What the task requires: In the records that follow, find each line containing "title" and copy it.

Entries provided:
#####

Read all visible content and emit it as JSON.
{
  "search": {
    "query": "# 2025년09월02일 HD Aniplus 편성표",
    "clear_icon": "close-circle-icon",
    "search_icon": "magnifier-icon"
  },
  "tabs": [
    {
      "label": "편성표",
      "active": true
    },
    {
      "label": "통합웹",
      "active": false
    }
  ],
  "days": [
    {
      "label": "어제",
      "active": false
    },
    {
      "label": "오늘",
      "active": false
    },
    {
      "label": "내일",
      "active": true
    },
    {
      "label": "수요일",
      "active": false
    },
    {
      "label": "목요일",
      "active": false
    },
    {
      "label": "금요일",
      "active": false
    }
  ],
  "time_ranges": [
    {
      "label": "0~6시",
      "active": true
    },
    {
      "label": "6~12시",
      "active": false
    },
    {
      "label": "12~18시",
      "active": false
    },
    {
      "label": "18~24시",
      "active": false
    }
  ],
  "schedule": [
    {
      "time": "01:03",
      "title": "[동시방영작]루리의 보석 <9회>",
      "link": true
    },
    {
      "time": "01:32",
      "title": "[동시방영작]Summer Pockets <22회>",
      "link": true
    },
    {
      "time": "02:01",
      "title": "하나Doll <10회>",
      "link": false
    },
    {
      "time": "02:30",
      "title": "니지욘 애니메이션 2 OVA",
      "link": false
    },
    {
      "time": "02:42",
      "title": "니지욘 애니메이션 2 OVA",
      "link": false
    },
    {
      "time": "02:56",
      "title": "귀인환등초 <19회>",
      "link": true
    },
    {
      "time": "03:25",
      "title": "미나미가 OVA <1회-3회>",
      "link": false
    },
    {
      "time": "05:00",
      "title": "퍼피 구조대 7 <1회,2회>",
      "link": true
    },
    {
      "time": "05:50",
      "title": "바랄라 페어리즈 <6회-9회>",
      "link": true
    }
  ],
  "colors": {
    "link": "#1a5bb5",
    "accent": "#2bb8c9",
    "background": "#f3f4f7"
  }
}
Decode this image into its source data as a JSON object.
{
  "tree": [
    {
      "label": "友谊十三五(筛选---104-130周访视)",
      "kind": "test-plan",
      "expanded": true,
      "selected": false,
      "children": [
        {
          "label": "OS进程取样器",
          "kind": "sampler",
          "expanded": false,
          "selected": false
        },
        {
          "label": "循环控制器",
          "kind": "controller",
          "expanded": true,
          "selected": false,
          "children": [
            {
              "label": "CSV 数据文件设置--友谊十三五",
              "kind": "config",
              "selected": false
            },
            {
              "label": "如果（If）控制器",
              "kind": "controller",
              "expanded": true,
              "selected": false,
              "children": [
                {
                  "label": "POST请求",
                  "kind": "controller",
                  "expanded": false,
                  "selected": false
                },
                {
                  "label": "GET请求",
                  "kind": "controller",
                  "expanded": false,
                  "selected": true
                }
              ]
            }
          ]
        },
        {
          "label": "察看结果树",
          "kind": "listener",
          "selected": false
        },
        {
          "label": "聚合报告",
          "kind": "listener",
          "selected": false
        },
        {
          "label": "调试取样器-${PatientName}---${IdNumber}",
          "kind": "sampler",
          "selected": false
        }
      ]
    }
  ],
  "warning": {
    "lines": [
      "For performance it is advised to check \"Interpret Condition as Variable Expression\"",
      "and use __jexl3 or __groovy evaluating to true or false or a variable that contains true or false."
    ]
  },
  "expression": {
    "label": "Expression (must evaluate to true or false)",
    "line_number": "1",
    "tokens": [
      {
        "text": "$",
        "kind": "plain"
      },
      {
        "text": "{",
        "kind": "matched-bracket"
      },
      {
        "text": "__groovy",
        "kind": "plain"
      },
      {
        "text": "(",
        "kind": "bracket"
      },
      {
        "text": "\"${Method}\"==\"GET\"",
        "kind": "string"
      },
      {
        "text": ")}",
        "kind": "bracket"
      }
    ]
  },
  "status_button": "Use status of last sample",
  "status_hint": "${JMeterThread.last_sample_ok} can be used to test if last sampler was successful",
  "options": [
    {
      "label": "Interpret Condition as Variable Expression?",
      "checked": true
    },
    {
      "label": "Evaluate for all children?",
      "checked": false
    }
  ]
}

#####

Solved problem:
      "title": "[동시방영작]루리의 보석 <9회>",
      "title": "[동시방영작]Summer Pockets <22회>",
      "title": "하나Doll <10회>",
      "title": "니지욘 애니메이션 2 OVA",
      "title": "니지욘 애니메이션 2 OVA",
      "title": "귀인환등초 <19회>",
      "title": "미나미가 OVA <1회-3회>",
      "title": "퍼피 구조대 7 <1회,2회>",
      "title": "바랄라 페어리즈 <6회-9회>",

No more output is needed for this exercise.